The Board cancelled Mr Singh’s licence and registration for one year. It noted that there was a pattern of substandard work and compliance issues. It considered that there was a high risk of reoffending and that there was a need to protect the public. The Board also imposed costs of $1,000 and ordered that the matter be published.

Prem Singh
EW 087483
Electrician
CE21809

Mr Singh was again found to have carried out prescribed electrical work in a negligent manner and to have provided a false or misleading certificate of compliance.

In conjunction with the above matter the Board cancelled Mr Singh’s licence and registration for one year and imposed costs of $1,000. It ordered that the matter be published.

June

Three electrical workers were disciplined. One, Mr Al Hakeem, has had his licence suspended until such time as he re-establishes his competence.

Practitioner 1

The electrical worker was found to have carried out prescribed electrical work in a negligent manner and to have failed to issue an electrical safety certificate and to have issued a false or misleading certificate of compliance. The negligence included a failure to carry out required tests.

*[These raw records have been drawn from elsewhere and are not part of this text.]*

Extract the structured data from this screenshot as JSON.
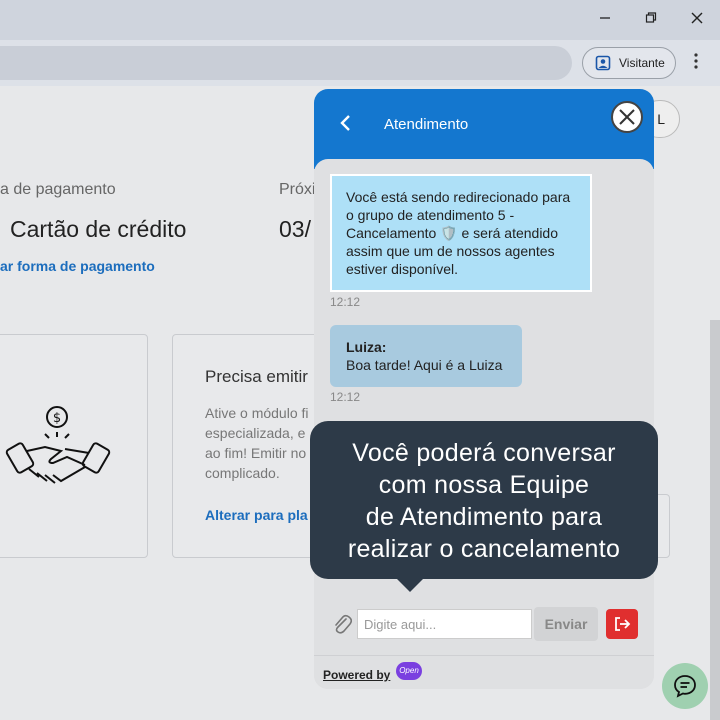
{
  "browser": {
    "visitor_label": "Visitante"
  },
  "page": {
    "payment_label": "a de pagamento",
    "payment_value": "Cartão de crédito",
    "payment_link": "ar forma de pagamento",
    "next_label": "Próxi",
    "next_value": "03/",
    "user_initial": "L",
    "card2": {
      "title": "Precisa emitir",
      "text_lines": [
        "Ative o módulo fi",
        "especializada, e",
        "ao fim! Emitir no",
        "complicado."
      ],
      "link": "Alterar para pla"
    }
  },
  "chat": {
    "title": "Atendimento",
    "messages": [
      {
        "type": "system",
        "text": "Você está sendo redirecionado para o grupo de atendimento 5 - Cancelamento 🛡️ e será atendido assim que um de nossos agentes estiver disponível.",
        "time": "12:12"
      },
      {
        "type": "agent",
        "author": "Luiza:",
        "text": "Boa tarde! Aqui é a Luiza",
        "time": "12:12"
      }
    ],
    "input_placeholder": "Digite aqui...",
    "send_label": "Enviar",
    "powered_by": "Powered by",
    "powered_logo": "Open"
  },
  "callout": {
    "lines": [
      "Você poderá conversar",
      "com nossa Equipe",
      "de Atendimento para",
      "realizar o cancelamento"
    ]
  },
  "colors": {
    "chat_header": "#1477cf",
    "system_bubble": "#aee0f7",
    "agent_bubble": "#a8cadf",
    "callout_bg": "#2d3a48",
    "leave_button": "#e02f2f",
    "link": "#1c6dbd"
  },
  "icons": [
    "minimize-icon",
    "restore-icon",
    "close-window-icon",
    "profile-icon",
    "menu-dots-icon",
    "handshake-dollar-icon",
    "back-arrow-icon",
    "close-icon",
    "paperclip-icon",
    "leave-chat-icon",
    "chat-bubble-icon"
  ]
}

The Board’s starting point was a fine of $2,000. It reduced this to $500 on the basis that the electrical worker undertook, at his own instigation, training to address matters raised in the complaint. He also cooperated and the matter was dealt with on an agreed statement of facts.

Practitioner 2

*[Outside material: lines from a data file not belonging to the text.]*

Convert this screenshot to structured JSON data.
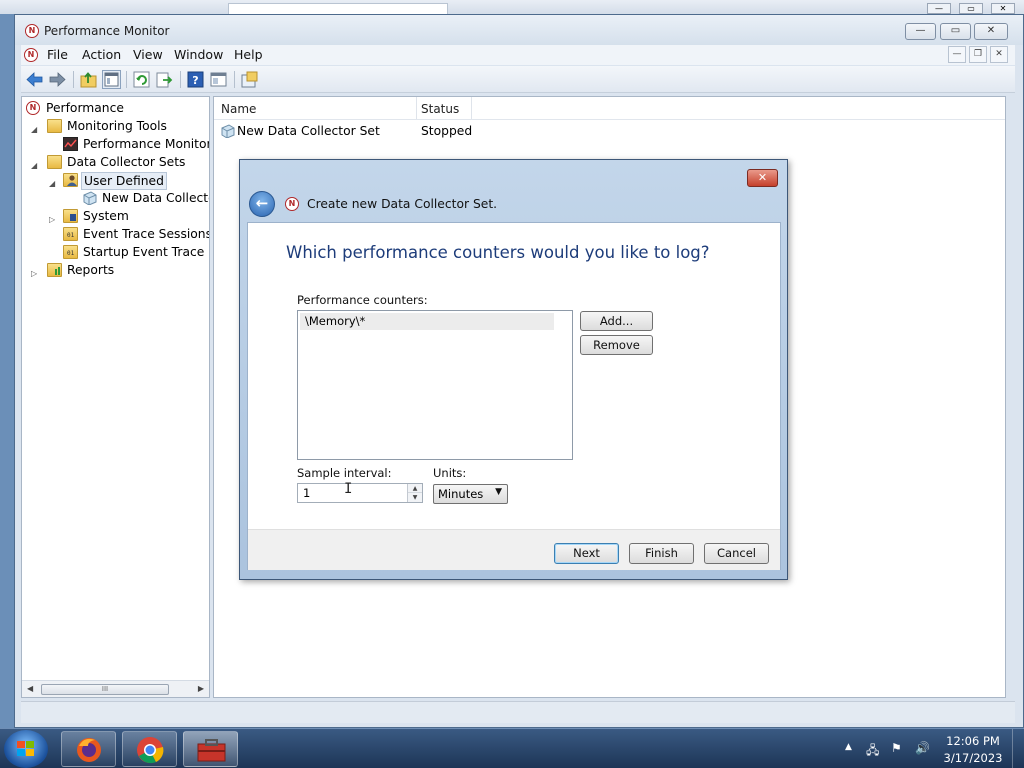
{
  "window": {
    "title": "Performance Monitor",
    "controls": {
      "minimize": "—",
      "maximize": "▭",
      "close": "✕"
    }
  },
  "menubar": {
    "items": [
      "File",
      "Action",
      "View",
      "Window",
      "Help"
    ],
    "mdi_controls": {
      "minimize": "—",
      "restore": "❐",
      "close": "✕"
    }
  },
  "toolbar": {
    "buttons": [
      "back-icon",
      "forward-icon",
      "up-folder-icon",
      "show-tree-icon",
      "refresh-icon",
      "export-icon",
      "help-icon",
      "properties-icon",
      "new-window-icon"
    ]
  },
  "tree": {
    "items": [
      {
        "label": "Performance",
        "icon": "performance-icon"
      },
      {
        "label": "Monitoring Tools",
        "icon": "folder-icon",
        "expanded": true
      },
      {
        "label": "Performance Monitor",
        "icon": "chart-icon"
      },
      {
        "label": "Data Collector Sets",
        "icon": "folder-icon",
        "expanded": true
      },
      {
        "label": "User Defined",
        "icon": "user-folder-icon",
        "expanded": true,
        "selected": true
      },
      {
        "label": "New Data Collector",
        "icon": "data-collector-icon"
      },
      {
        "label": "System",
        "icon": "system-folder-icon",
        "expanded": false
      },
      {
        "label": "Event Trace Sessions",
        "icon": "trace-folder-icon"
      },
      {
        "label": "Startup Event Trace Ses",
        "icon": "trace-folder-icon"
      },
      {
        "label": "Reports",
        "icon": "reports-folder-icon",
        "expanded": false
      }
    ],
    "scrollbar_grip": "III"
  },
  "list": {
    "columns": [
      "Name",
      "Status"
    ],
    "rows": [
      {
        "name": "New Data Collector Set",
        "status": "Stopped",
        "icon": "data-collector-icon"
      }
    ]
  },
  "dialog": {
    "title": "Create new Data Collector Set.",
    "close_label": "✕",
    "heading": "Which performance counters would you like to log?",
    "counters_label": "Performance counters:",
    "counters": [
      "\\Memory\\*"
    ],
    "add_label": "Add...",
    "remove_label": "Remove",
    "sample_interval_label": "Sample interval:",
    "sample_interval_value": "1",
    "units_label": "Units:",
    "units_value": "Minutes",
    "next_label": "Next",
    "finish_label": "Finish",
    "cancel_label": "Cancel"
  },
  "taskbar": {
    "apps": [
      "firefox-icon",
      "chrome-icon",
      "toolbox-icon"
    ],
    "time": "12:06 PM",
    "date": "3/17/2023"
  },
  "colors": {
    "dialog_heading": "#1d3c7a",
    "taskbar": "#1d3556",
    "close_red": "#c5402b"
  }
}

The case involved allowing an unauthorised person to carry out prescribed electrical work and providing a false or misleading certificate of compliance. The person who had carried out the work was a trainee whose limited certificate had lapsed meaning that the work he could do was restricted. 

The electrical worker was fined $500 and ordered to pay costs of $250. The Board took into account that the electrical worker had reviewed and changed his work practices and had accepted responsibility.  

Yasir Hameed also known as Yasser Al Hakeem
Electrical Service Technician
EST 241390

Mr Al Hakeem was found to have committed multiple disciplinary offences. These included negligently creating a risk of serious harm or significant property damage, carrying out work outside of his limits and providing a false or misleading certificate of compliance. The matter related to work in a body protected area. Mr Al Hakeem was unaware and did not apply requirements of standards that should have been used. He also displayed substandard and noncompliant workmanship.

The Board was concerned at the level of noncompliance and Mr Al Hakeem’s lack of knowledge in the area he worked in. Given this, the Board found that Mr Al Hakeem’s licence should be suspended until such time as he completes, at his own cost, the training courses specified for an EST and the satisfactory completion of the EST written examination and the EST practical assessment. Costs of $2,000 were ordered as was publication.